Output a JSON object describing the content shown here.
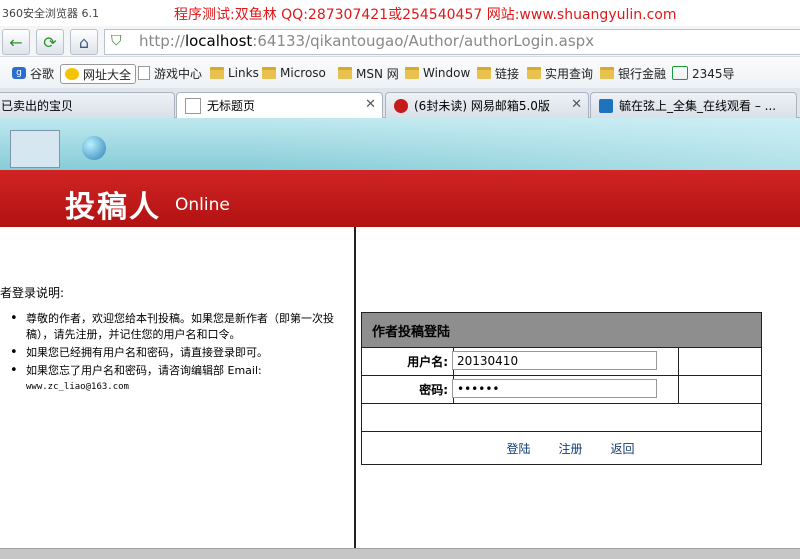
{
  "browser": {
    "app_name": "360安全浏览器 6.1",
    "banner": "程序测试:双鱼林 QQ:287307421或254540457 网站:www.shuangyulin.com"
  },
  "address": {
    "host": "localhost",
    "rest": ":64133/qikantougao/Author/authorLogin.aspx",
    "prefix": "http://"
  },
  "bookmarks": [
    {
      "label": "谷歌",
      "icon": "google-icon"
    },
    {
      "label": "网址大全",
      "icon": "site-dir-icon"
    },
    {
      "label": "游戏中心",
      "icon": "doc-icon"
    },
    {
      "label": "Links",
      "icon": "folder-icon"
    },
    {
      "label": "Microso",
      "icon": "folder-icon"
    },
    {
      "label": "MSN 网",
      "icon": "folder-icon"
    },
    {
      "label": "Window",
      "icon": "folder-icon"
    },
    {
      "label": "链接",
      "icon": "folder-icon"
    },
    {
      "label": "实用查询",
      "icon": "folder-icon"
    },
    {
      "label": "银行金融",
      "icon": "folder-icon"
    },
    {
      "label": "2345导",
      "icon": "2345-icon"
    }
  ],
  "tabs": [
    {
      "label": "已卖出的宝贝"
    },
    {
      "label": "无标题页"
    },
    {
      "label": "(6封未读) 网易邮箱5.0版"
    },
    {
      "label": "毓在弦上_全集_在线观看 – ..."
    }
  ],
  "page": {
    "logo_cn": "投稿人",
    "logo_en": "Online",
    "instructions_title": "者登录说明:",
    "instructions": [
      "尊敬的作者，欢迎您给本刊投稿。如果您是新作者（即第一次投稿），请先注册，并记住您的用户名和口令。",
      "如果您已经拥有用户名和密码，请直接登录即可。",
      "如果您忘了用户名和密码，请咨询编辑部 Email:"
    ],
    "email": "www.zc_liao@163.com",
    "login": {
      "title": "作者投稿登陆",
      "username_label": "用户名:",
      "username_value": "20130410",
      "password_label": "密码:",
      "password_value": "••••••",
      "login_link": "登陆",
      "register_link": "注册",
      "back_link": "返回"
    }
  }
}
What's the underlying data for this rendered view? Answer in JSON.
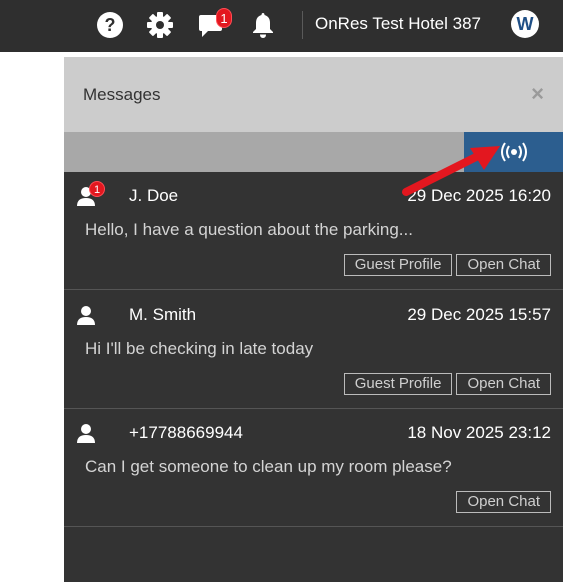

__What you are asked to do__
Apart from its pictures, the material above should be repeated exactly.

__Response area__
Output a JSON object describing the content shown here.
{
  "browser": {
    "app_name": "360安全浏览器 6.1",
    "banner": "程序测试:双鱼林 QQ:287307421或254540457 网站:www.shuangyulin.com"
  },
  "address": {
    "host": "localhost",
    "rest": ":64133/qikantougao/Author/authorLogin.aspx",
    "prefix": "http://"
  },
  "bookmarks": [
    {
      "label": "谷歌",
      "icon": "google-icon"
    },
    {
      "label": "网址大全",
      "icon": "site-dir-icon"
    },
    {
      "label": "游戏中心",
      "icon": "doc-icon"
    },
    {
      "label": "Links",
      "icon": "folder-icon"
    },
    {
      "label": "Microso",
      "icon": "folder-icon"
    },
    {
      "label": "MSN 网",
      "icon": "folder-icon"
    },
    {
      "label": "Window",
      "icon": "folder-icon"
    },
    {
      "label": "链接",
      "icon": "folder-icon"
    },
    {
      "label": "实用查询",
      "icon": "folder-icon"
    },
    {
      "label": "银行金融",
      "icon": "folder-icon"
    },
    {
      "label": "2345导",
      "icon": "2345-icon"
    }
  ],
  "tabs": [
    {
      "label": "已卖出的宝贝"
    },
    {
      "label": "无标题页"
    },
    {
      "label": "(6封未读) 网易邮箱5.0版"
    },
    {
      "label": "毓在弦上_全集_在线观看 – ..."
    }
  ],
  "page": {
    "logo_cn": "投稿人",
    "logo_en": "Online",
    "instructions_title": "者登录说明:",
    "instructions": [
      "尊敬的作者，欢迎您给本刊投稿。如果您是新作者（即第一次投稿），请先注册，并记住您的用户名和口令。",
      "如果您已经拥有用户名和密码，请直接登录即可。",
      "如果您忘了用户名和密码，请咨询编辑部 Email:"
    ],
    "email": "www.zc_liao@163.com",
    "login": {
      "title": "作者投稿登陆",
      "username_label": "用户名:",
      "username_value": "20130410",
      "password_label": "密码:",
      "password_value": "••••••",
      "login_link": "登陆",
      "register_link": "注册",
      "back_link": "返回"
    }
  }
}
What's the underlying data for this rendered view? Answer in JSON.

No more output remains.